[EXERCISE]
Determine how many lines in the records hold the word "this". Return the number alone.

=====

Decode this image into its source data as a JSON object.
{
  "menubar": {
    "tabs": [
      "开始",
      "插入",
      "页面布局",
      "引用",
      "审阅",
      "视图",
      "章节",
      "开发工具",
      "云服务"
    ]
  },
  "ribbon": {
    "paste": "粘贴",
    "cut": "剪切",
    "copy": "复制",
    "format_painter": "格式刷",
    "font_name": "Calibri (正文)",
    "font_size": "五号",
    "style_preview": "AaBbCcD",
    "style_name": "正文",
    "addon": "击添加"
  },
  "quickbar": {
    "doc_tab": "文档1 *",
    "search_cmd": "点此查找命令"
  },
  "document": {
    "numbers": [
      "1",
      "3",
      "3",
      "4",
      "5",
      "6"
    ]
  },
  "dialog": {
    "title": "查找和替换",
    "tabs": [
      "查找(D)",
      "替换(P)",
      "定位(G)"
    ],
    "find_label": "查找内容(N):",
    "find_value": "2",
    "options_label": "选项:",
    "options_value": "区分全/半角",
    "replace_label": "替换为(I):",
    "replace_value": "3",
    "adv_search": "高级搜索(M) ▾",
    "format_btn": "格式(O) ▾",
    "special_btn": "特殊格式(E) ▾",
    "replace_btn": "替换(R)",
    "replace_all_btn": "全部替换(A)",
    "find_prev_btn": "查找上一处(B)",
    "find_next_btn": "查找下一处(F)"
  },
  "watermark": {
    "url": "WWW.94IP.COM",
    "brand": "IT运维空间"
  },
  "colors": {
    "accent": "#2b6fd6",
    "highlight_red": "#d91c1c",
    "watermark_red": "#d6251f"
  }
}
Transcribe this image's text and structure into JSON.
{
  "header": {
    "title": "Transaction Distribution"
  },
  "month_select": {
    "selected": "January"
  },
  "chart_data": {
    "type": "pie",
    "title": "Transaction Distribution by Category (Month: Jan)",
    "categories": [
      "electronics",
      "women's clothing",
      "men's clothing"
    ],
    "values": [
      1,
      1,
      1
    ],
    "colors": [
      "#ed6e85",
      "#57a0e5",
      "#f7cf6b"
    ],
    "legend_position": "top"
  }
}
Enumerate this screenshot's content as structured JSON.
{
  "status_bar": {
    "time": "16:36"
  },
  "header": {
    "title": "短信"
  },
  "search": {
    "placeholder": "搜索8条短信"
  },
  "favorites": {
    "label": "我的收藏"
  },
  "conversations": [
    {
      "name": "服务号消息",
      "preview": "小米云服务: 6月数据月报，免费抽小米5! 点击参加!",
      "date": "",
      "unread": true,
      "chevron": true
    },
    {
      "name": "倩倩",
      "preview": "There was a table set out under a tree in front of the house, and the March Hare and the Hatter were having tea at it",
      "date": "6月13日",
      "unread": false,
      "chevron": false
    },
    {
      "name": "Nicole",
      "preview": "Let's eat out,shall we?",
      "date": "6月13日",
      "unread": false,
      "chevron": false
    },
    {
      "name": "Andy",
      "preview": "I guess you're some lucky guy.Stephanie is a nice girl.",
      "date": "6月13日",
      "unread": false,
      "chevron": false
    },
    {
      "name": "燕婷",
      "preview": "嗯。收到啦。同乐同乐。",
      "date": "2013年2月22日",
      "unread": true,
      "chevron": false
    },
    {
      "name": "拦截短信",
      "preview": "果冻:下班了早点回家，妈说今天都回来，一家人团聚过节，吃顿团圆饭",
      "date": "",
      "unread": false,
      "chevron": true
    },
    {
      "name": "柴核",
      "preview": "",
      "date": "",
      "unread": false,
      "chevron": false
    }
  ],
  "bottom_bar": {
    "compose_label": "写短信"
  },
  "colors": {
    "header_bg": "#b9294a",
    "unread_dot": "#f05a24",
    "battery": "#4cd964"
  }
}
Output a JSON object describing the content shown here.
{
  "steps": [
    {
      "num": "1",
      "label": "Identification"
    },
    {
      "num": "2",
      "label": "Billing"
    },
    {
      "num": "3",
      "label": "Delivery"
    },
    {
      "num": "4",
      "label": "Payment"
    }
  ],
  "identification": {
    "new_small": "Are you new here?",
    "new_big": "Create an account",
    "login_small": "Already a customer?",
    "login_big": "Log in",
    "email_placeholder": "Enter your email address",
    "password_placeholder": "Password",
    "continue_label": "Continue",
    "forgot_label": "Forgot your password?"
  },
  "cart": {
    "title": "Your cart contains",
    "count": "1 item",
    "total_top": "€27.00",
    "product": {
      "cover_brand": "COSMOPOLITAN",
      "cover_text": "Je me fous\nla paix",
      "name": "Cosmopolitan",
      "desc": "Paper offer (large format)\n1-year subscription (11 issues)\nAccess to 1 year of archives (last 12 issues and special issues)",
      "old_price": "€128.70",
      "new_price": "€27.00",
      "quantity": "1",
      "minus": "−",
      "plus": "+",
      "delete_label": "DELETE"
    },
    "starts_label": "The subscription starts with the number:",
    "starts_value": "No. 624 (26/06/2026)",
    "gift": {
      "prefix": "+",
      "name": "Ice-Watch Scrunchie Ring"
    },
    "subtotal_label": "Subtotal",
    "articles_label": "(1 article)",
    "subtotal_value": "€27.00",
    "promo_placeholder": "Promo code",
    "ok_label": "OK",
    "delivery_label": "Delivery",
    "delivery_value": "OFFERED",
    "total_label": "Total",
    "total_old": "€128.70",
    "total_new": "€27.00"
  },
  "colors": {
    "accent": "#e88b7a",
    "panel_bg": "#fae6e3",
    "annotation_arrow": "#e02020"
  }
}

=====

[SOLUTION BELOW]
3